Wherever the string "Unary" appears in the listing, copy that line.

******************************

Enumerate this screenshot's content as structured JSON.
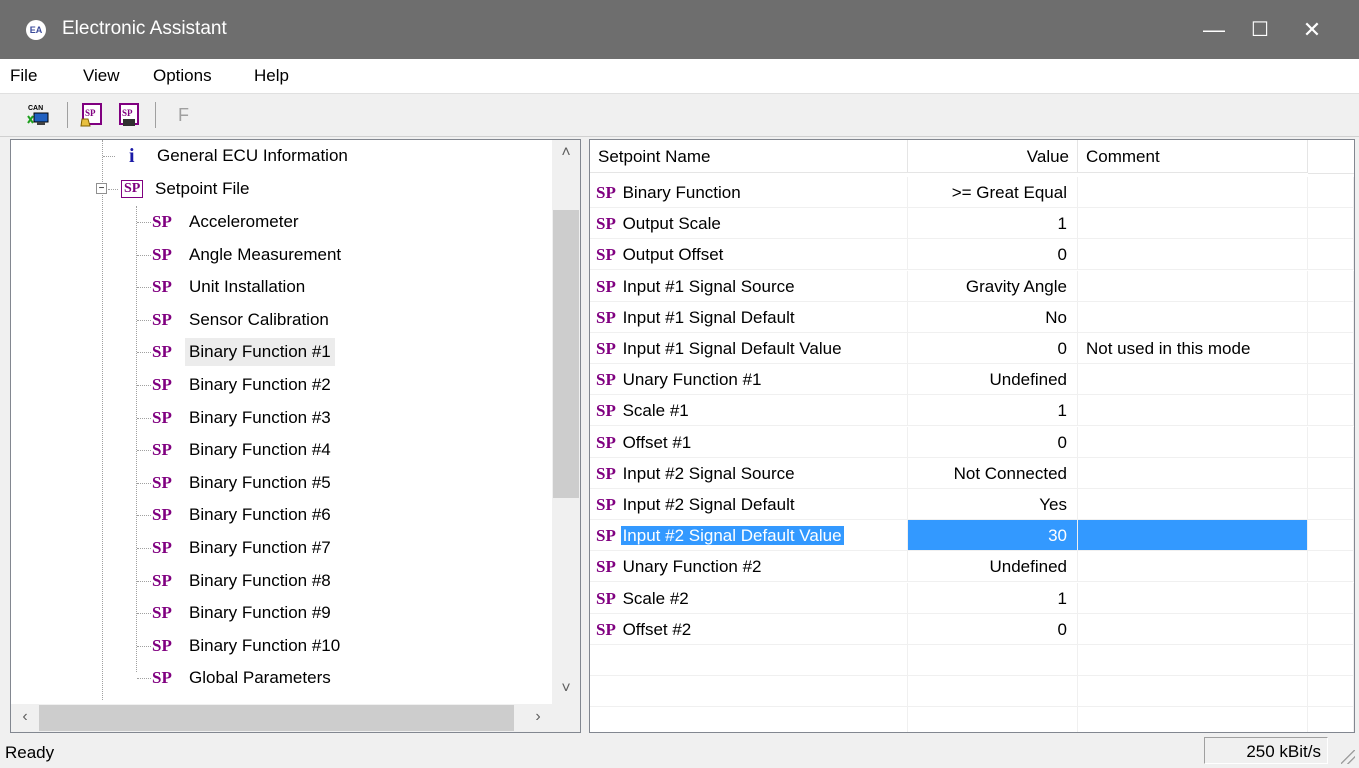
{
  "window": {
    "title": "Electronic Assistant",
    "app_icon": "EA",
    "minimize_glyph": "—",
    "maximize_glyph": "☐",
    "close_glyph": "✕"
  },
  "menu": [
    "File",
    "View",
    "Options",
    "Help"
  ],
  "toolbar": {
    "can_label": "CAN",
    "sp_label": "SP",
    "f_label": "F"
  },
  "tree": {
    "general_ecu": "General ECU Information",
    "setpoint_file": "Setpoint File",
    "expand_glyph": "−",
    "info_glyph": "i",
    "sp_glyph": "SP",
    "items": [
      "Accelerometer",
      "Angle Measurement",
      "Unit Installation",
      "Sensor Calibration",
      "Binary Function #1",
      "Binary Function #2",
      "Binary Function #3",
      "Binary Function #4",
      "Binary Function #5",
      "Binary Function #6",
      "Binary Function #7",
      "Binary Function #8",
      "Binary Function #9",
      "Binary Function #10",
      "Global Parameters"
    ],
    "selected_item": "Binary Function #1"
  },
  "grid": {
    "headers": {
      "name": "Setpoint Name",
      "value": "Value",
      "comment": "Comment"
    },
    "sp_glyph": "SP",
    "rows": [
      {
        "name": "Binary Function",
        "value": ">= Great Equal",
        "comment": ""
      },
      {
        "name": "Output Scale",
        "value": "1",
        "comment": ""
      },
      {
        "name": "Output Offset",
        "value": "0",
        "comment": ""
      },
      {
        "name": "Input #1 Signal Source",
        "value": "Gravity Angle",
        "comment": ""
      },
      {
        "name": "Input #1 Signal Default",
        "value": "No",
        "comment": ""
      },
      {
        "name": "Input #1 Signal Default Value",
        "value": "0",
        "comment": "Not used in this mode"
      },
      {
        "name": "Unary Function #1",
        "value": "Undefined",
        "comment": ""
      },
      {
        "name": "Scale #1",
        "value": "1",
        "comment": ""
      },
      {
        "name": "Offset #1",
        "value": "0",
        "comment": ""
      },
      {
        "name": "Input #2 Signal Source",
        "value": "Not Connected",
        "comment": ""
      },
      {
        "name": "Input #2 Signal Default",
        "value": "Yes",
        "comment": ""
      },
      {
        "name": "Input #2 Signal Default Value",
        "value": "30",
        "comment": ""
      },
      {
        "name": "Unary Function #2",
        "value": "Undefined",
        "comment": ""
      },
      {
        "name": "Scale #2",
        "value": "1",
        "comment": ""
      },
      {
        "name": "Offset #2",
        "value": "0",
        "comment": ""
      }
    ],
    "selected_row": "Input #2 Signal Default Value"
  },
  "status": {
    "text": "Ready",
    "baud": "250 kBit/s"
  },
  "colors": {
    "titlebar": "#6e6e6e",
    "selection": "#3399ff",
    "sp_purple": "#800080",
    "info_blue": "#1a1aa6"
  }
}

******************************

### Exercise result:
        "name": "Unary Function #1",
        "name": "Unary Function #2",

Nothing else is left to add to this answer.